planned area to 60 Mha, then the remaining 192.15 Mha could be used for
other forests. By high density management, the stocking of each unit
should reach the world average - 110 m3/ha - and at this rate, that
area could bear 21.137 Gm3. [P213] Though even then it cannot satisfy
the whole demand for timber, the state must do better than at present.
As far for shelter forests, apart from sparsely populated areas, it
seems impossible to reach the norms.

4.3. The development allows no optimism

The period of timber production is long and to develop forestry
needs a big amount of money. According to typical estimations, if the
coverage is increased by 1%, the investment would be more than 10
billion yuan, of which the state has to pay 30- 50% which is very
difficult for the country now. So, scientists predicted the tendency by
the end of the 20th century might be three possibilities. (1) If we
lack funding, the normal cutting amount must be maintained, and forest
destruction cannot be kept in check, so the forest coverage rate drops
to several percent. This will mean many natural disasters for the
people living in the first two decades of the 21st century. ( 2) The
consumption and the regrowth of the forests are kept in balance and
the forest cover will be preserved at ca. 12%. To achieve this, it will
mean many difficulties to the people living in the first two decades of
the 21st century. (3) By strong political measures, the forest
administration system is reformed, illegal consumption restricted, the
finance and the vivacity of the forestry is recuperated and funds are
risen for reafforestation of logged forests plus neoafforestation of

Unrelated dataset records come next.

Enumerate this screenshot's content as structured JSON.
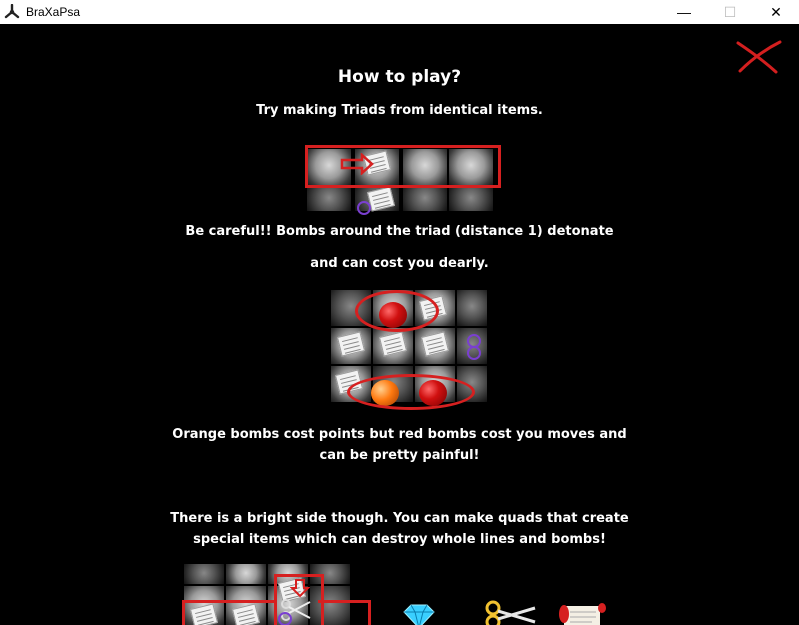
{
  "window": {
    "title": "BraXaPsa",
    "minimize_glyph": "—",
    "maximize_glyph": "☐",
    "close_glyph": "✕"
  },
  "help": {
    "heading": "How to play?",
    "line1": "Try making Triads from identical items.",
    "line2a": "Be careful!!  Bombs around the triad (distance 1) detonate",
    "line2b": "and can cost you dearly.",
    "line3a": "Orange bombs cost points but red bombs cost you moves and",
    "line3b": "can be pretty painful!",
    "line4a": "There is a bright side though. You can make quads that create",
    "line4b": "special items which can destroy whole lines and bombs!"
  },
  "icons": {
    "app": "braxapsa-app-icon",
    "close": "red-x-close-icon",
    "special_items": [
      "diamond-icon",
      "scissors-icon",
      "scroll-icon"
    ]
  },
  "colors": {
    "background": "#000000",
    "text": "#ffffff",
    "highlight": "#d62020",
    "bomb_red": "#d01010",
    "bomb_orange": "#ff7a10",
    "diamond": "#3ad0ff"
  }
}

about 0.23 Mha annually. By these measures,the forest coverage rate
might increase 3-4% till the turn of the century, and the people
living in 2000-2020 would have some 200-300 Mm3 more timber, which
would alleviate the timber and ecological crisis. Although even this
scenario does not satisfy the entire demand, it is a good goal to work